It was March 2, 2010 at Salem High. Lynn English was playing St. John’s Prep in the Division 1 North semifinals. The place was packed. Standing-room-only. And very, very loud.
Bentley men’s coach Jay Lawson was standing alone, incognito, in middle of a huge crowd watching the epic game, won by St. John’s Prep 79-78.
He wasn’t as caught up in the fanfare as everyone else. In fact, he was a little glum.
It was apparent by then that the best player on the floor, a junior player Lawson coveted and offered a scholarship (Bentley was the first) to earlier that season, had officially become, well, too good.
That player was Pat Connaughton.
The same Pat Connaughton averaging 30.9 minutes in the NBA Finals with the Milwaukee Bucks.
He had 11 points and 9 rebounds on Wednesday, helping tie the series at 2-2 with the Phoenix Suns.
“I had seen Pat the summer before at the big national tournament in Orlando, after his sophomore season at The Prep. He was playing for the Middlesex Magic,” recalled Lawson. “But they were in the second division, not with the biggest and best AAU teams. So they were playing in the second gymnasium.”
Lawson saw something special in that secondary gymnasium.
“He was like Larry Bird on that team,” said Lawson. “He was a power forward.
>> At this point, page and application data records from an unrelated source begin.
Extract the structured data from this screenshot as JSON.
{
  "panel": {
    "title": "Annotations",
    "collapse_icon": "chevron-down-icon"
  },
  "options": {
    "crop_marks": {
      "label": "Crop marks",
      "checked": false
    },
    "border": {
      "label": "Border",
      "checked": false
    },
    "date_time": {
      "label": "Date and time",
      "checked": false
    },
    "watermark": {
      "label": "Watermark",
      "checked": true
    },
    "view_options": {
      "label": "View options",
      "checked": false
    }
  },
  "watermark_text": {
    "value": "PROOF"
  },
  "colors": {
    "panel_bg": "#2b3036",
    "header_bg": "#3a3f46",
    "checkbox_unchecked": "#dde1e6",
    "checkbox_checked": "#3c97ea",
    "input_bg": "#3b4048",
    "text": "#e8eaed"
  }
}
He played like a guard. Most of the possessions played through him. He was a strong, 6-foot-4, suburban athletic guy.”
Bentley had a bit of a connection with Connaughton in that Bentley assistant Kevin Bettencourt was close friends with St. John’s Prep assistant Luke Richards.
It’s no surprise Lawson was the first to offer Connaughton. In Division 2, Bentley has been the gold standard under Lawson, who is entering his 30th year as the Falcons’ head coach with a 560-292 record.
Bentley has had a winning record in 27 of Lawson’s 29 seasons, including 10 NCAA tourney berths, six Sweet 16s and three Final Fours.
Lawson’s initial “dream” was for Connaughton to replace 6-foot-5 power forward Brian Tracey, a 1,500-point scorer.
“Normally, it takes a few years for a freshman to come in and replace someone like Brian,” said Lawson. “It was obvious Pat could’ve stepped in immediately.”
There were rumblings just after that junior season that Division 1 Northeastern had offered Connaughton, too, and some other New England D-1 schools were about to follow.
Then everything changed in the summer when Connaughton returned to Orlando with his second-tier AAU team.
All of the coaches, including Lawson, went to the secondary gym to watch Connaughton.
Connaughton apparently went on a dunk-fest down there, showing his athleticism against dozens of high schoolers with Div. 1 offers, and more offers came his way.
“That’s what happens. Word gets out on a kid playing great,” said Lawson and “word gets out and people start paying attention.”
“People” as in the college big boys: UCLA, Marquette, Notre Dame, Tennessee, Boston College … and so on.
Sometime after their return to school Lawson had Bettencourt call Connaughton — “half jokingly,” said Lawson — to have him say Bentley was indeed out.
STILL A FAN
A decade later, Lawson loves talking about Connaughton, who he said stopped by the gym to work out while he was at Notre Dame and they’d share pleasantries.
Connaughton, who grew up in Arlington, has brought up his first scholarship offer from Bentley several times in interviews, which Lawson appreciates. But Notre Dame won out and he starred in basketball (1,465 career points) and baseball (relief pitcher drafted in 4th round).
“I think initially, people didn’t recognize how good Pat could be,” said Lawson. “We did, to degree we thought he would be very good for our program. I don’t think (kids like Pat ) would slip in today’s world, with so much information and social media being out there.”
Lawson never would have predicted Connaughton being such a key cog on a championship contender in the NBA, but there were professional traits there from the beginning.
“Pat is not out of place in the NBA when it comes to strength and verticality and running,” said Lawson. “He’s probably challenged most by that first step from these great athletes. But he’s a confident, intelligent, trustworthy athlete.
“I honestly believe if he tried baseball as his number one sport he could’ve figured it out at the major league level,” said Lawson.
Ironically, Connaughton’s dad owns a construction business, Connaughton Construction in Waltham, which is less than a mile from the Bentley gymnasium.
“I do know one thing,” said Lawson. “It would’ve been a closer ride to us than it was for the Prep.”
You can email Bill Burt at firstname.lastname@example.org.
Lawson misses Bert Hammel
Bentley coach Jay Lawson said he misses Bert Hammel, the former Merrimack men’s basketball coach, who passed away in October of 2018.
Lawson and his Bentley squads had dozens of close meetings with Merrimack and Hammel.
While he misses Hammel, the coach, it’s Hammel, the man, he misses most.
“Bert had all attributes of a great person,” said Lawson. “People that really knew Bert really wished we could be as good as he was. He combined toughness and compassion for people. He had dignity and a special humility. That’s why I loved him so much. We all were lucky to have him in our lives.”